Drawing on Grossman & Helpman (2004) and Antràs & Helpman (2004), we identify general conditions that result in an unambiguous mapping of a firm’s productivity level into the organizational form and location of its input sourcing. Using a detailed 2006-2008 data set for Spanish manufacturing firms, we then establish a number of stylized facts about firm-level heterogeneity in sourcing strategies that have largely gone unnoticed in existing literature on input sourcing. Finally, we explore this heterogeneity through econometric estimation of productivity premia associated with different sourcing strategies. We find a robustly significant premium on a strategy that features offshore production of intermediate inputs through a related party (vertical integration). Lower productivity premia are found for strategies that rely on outsourcing to unrelated parties abroad or on vertical integration within the home economy.

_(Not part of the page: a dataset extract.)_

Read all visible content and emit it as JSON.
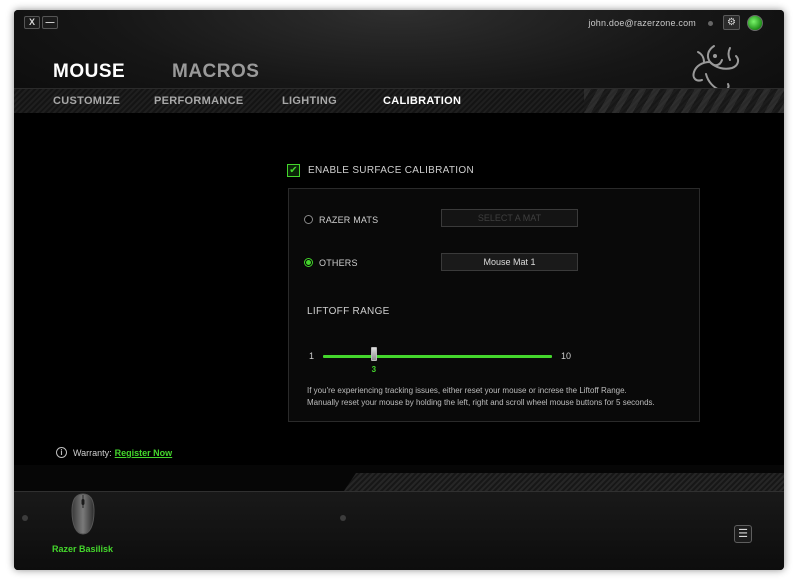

Across all specifications employed, estimated mean productivity is lowest for domestic-outsourcing firms.
The B.E. Journal of Economic Analysis & Policy (BEJEAP) is an international forum for scholarship that employs microeconomics to analyze issues in business, consumer behavior and public policy. Topics include the interaction of firms, the functioning of markets, the effects of domestic and international policy and the design of organizations and institutions.